# [Assignment]
Repeat each entry exactly.

# [Data under study]
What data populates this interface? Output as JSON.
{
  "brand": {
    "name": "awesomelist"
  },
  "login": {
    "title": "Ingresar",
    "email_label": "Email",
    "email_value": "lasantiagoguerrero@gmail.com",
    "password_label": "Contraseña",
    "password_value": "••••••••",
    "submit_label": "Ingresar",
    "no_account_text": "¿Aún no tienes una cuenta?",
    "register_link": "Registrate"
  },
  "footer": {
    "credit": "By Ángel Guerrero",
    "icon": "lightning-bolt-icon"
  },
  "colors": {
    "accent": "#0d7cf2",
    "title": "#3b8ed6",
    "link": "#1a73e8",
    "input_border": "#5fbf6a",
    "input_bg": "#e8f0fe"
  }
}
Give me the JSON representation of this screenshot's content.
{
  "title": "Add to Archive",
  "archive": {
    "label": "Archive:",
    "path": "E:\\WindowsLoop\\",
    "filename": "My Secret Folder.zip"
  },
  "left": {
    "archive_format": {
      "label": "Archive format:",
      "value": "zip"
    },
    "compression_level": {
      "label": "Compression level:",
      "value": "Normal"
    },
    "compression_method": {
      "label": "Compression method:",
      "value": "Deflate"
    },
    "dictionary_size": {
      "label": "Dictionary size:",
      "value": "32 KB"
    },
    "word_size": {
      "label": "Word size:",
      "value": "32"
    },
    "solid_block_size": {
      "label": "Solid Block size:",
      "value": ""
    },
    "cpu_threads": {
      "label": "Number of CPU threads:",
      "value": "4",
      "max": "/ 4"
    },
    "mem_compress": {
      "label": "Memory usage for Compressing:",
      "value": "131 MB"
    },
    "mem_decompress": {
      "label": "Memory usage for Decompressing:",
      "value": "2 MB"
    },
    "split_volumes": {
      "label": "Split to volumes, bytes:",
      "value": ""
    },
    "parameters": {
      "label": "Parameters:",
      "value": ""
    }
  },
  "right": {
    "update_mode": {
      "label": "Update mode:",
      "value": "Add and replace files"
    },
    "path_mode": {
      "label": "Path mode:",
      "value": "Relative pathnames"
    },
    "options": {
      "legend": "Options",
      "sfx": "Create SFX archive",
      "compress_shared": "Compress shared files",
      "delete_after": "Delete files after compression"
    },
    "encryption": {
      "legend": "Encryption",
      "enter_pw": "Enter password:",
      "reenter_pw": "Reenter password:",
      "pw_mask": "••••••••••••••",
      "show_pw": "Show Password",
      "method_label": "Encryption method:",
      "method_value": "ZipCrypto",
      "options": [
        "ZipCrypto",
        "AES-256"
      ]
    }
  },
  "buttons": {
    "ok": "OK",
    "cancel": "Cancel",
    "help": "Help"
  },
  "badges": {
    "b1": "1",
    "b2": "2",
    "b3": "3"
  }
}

# [Problem solution]
What data populates this interface? Output as JSON.
{
  "brand": {
    "name": "awesomelist"
  },
  "login": {
    "title": "Ingresar",
    "email_label": "Email",
    "email_value": "lasantiagoguerrero@gmail.com",
    "password_label": "Contraseña",
    "password_value": "••••••••",
    "submit_label": "Ingresar",
    "no_account_text": "¿Aún no tienes una cuenta?",
    "register_link": "Registrate"
  },
  "footer": {
    "credit": "By Ángel Guerrero",
    "icon": "lightning-bolt-icon"
  },
  "colors": {
    "accent": "#0d7cf2",
    "title": "#3b8ed6",
    "link": "#1a73e8",
    "input_border": "#5fbf6a",
    "input_bg": "#e8f0fe"
  }
}
Give me the JSON representation of this screenshot's content.
{
  "title": "Add to Archive",
  "archive": {
    "label": "Archive:",
    "path": "E:\\WindowsLoop\\",
    "filename": "My Secret Folder.zip"
  },
  "left": {
    "archive_format": {
      "label": "Archive format:",
      "value": "zip"
    },
    "compression_level": {
      "label": "Compression level:",
      "value": "Normal"
    },
    "compression_method": {
      "label": "Compression method:",
      "value": "Deflate"
    },
    "dictionary_size": {
      "label": "Dictionary size:",
      "value": "32 KB"
    },
    "word_size": {
      "label": "Word size:",
      "value": "32"
    },
    "solid_block_size": {
      "label": "Solid Block size:",
      "value": ""
    },
    "cpu_threads": {
      "label": "Number of CPU threads:",
      "value": "4",
      "max": "/ 4"
    },
    "mem_compress": {
      "label": "Memory usage for Compressing:",
      "value": "131 MB"
    },
    "mem_decompress": {
      "label": "Memory usage for Decompressing:",
      "value": "2 MB"
    },
    "split_volumes": {
      "label": "Split to volumes, bytes:",
      "value": ""
    },
    "parameters": {
      "label": "Parameters:",
      "value": ""
    }
  },
  "right": {
    "update_mode": {
      "label": "Update mode:",
      "value": "Add and replace files"
    },
    "path_mode": {
      "label": "Path mode:",
      "value": "Relative pathnames"
    },
    "options": {
      "legend": "Options",
      "sfx": "Create SFX archive",
      "compress_shared": "Compress shared files",
      "delete_after": "Delete files after compression"
    },
    "encryption": {
      "legend": "Encryption",
      "enter_pw": "Enter password:",
      "reenter_pw": "Reenter password:",
      "pw_mask": "••••••••••••••",
      "show_pw": "Show Password",
      "method_label": "Encryption method:",
      "method_value": "ZipCrypto",
      "options": [
        "ZipCrypto",
        "AES-256"
      ]
    }
  },
  "buttons": {
    "ok": "OK",
    "cancel": "Cancel",
    "help": "Help"
  },
  "badges": {
    "b1": "1",
    "b2": "2",
    "b3": "3"
  }
}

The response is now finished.